See How We're Responding to Covid-19
Founded by educator Elizabeth Ely in 1972, the Field School originally housed 44 students above Regina Cleaners in DC’s DuPont Circle. After two years the school more than doubled its population to 97, forcing them to move a townhome in DC’s Kalorama neighborhood. Eventually they purchased another home across the street and the two buildings were used for their now 220 students. In 1998 the Field School once again needed to move for their growing academic program. The Cafritz mansion fit the bill; an Art Deco mansion on 10-acres in the Foxhall neighborhood of Washington, DC.
In 2002, CGS Architects completed a campus plan for the new space, utilizing the existing residence and adding two buildings; Aude and Sapere, meaning Dare and Be Wise in Latin. In 2012, the Field School engaged CGS Architects to again to update and expand their facilities.
The updated program impacted all aspects to their campus–academic, arts, athletic, and administration–creating two new integrated structures, the Elizabeth Meeting House and the Bridge. In the Meeting House, the focus was on providing a new school entry and a new all-school gathering space at the heart of the campus. The Field School requested a gathering space that feels like a ‘family room’ while being flexible enough to accommodate a wide range of activities, performances, presentations, and formal or informal gatherings. The Bridge contains performing arts spaces, a music performance space/classroom with adjacent recording studio and isolation booth, art and science labs, and classrooms.

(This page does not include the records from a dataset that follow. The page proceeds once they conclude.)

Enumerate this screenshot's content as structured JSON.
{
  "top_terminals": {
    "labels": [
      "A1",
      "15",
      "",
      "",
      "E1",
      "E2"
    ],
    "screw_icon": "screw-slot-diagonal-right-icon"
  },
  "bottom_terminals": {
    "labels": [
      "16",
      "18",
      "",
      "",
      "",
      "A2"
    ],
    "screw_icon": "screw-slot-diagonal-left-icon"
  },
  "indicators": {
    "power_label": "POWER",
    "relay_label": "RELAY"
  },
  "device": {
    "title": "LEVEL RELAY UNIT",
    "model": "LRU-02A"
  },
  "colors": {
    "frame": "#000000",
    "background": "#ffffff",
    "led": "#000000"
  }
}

CGS Architects worked with a broad constituency from the school community to develop a design that reflects the unique culture at the Field School. “Vibe” sessions were held with key stakeholders and then followed up with frequent design discussions facilitated with the use of an evolving 3D model. Through that process, a design was developed that reflected the school’s vision down to the finest detail while accommodating a complicated and diverse program.
The new structures are tucked into the hill next to the mansion, integrating them into an already tight composition of existing buildings on a steeply sloping site and creating the feel of a small hill town. Outdoor spaces, adjacent to and on top of the new structures, provide a myriad of gathering opportunities of varied scale and size for the school community. The Meeting House is embedded in the site with a habitable roof for up to 500 persons.
The mansion’s front door was used originally utilized as the school’s main entrance, but the new structure became the new face of the program. The existing mansion housed a circular staircase with gold leaf ceiling and was a prominent element for students and teachers. When discussing what the entry should be, this form was an obvious starting point. The new entrance rotunda worked a ‘knuckle’, connecting the existing buildings to the new Meeting House. The rotunda entrance serves as a clean and identifiable front door and opens to spectacular views into the landscape.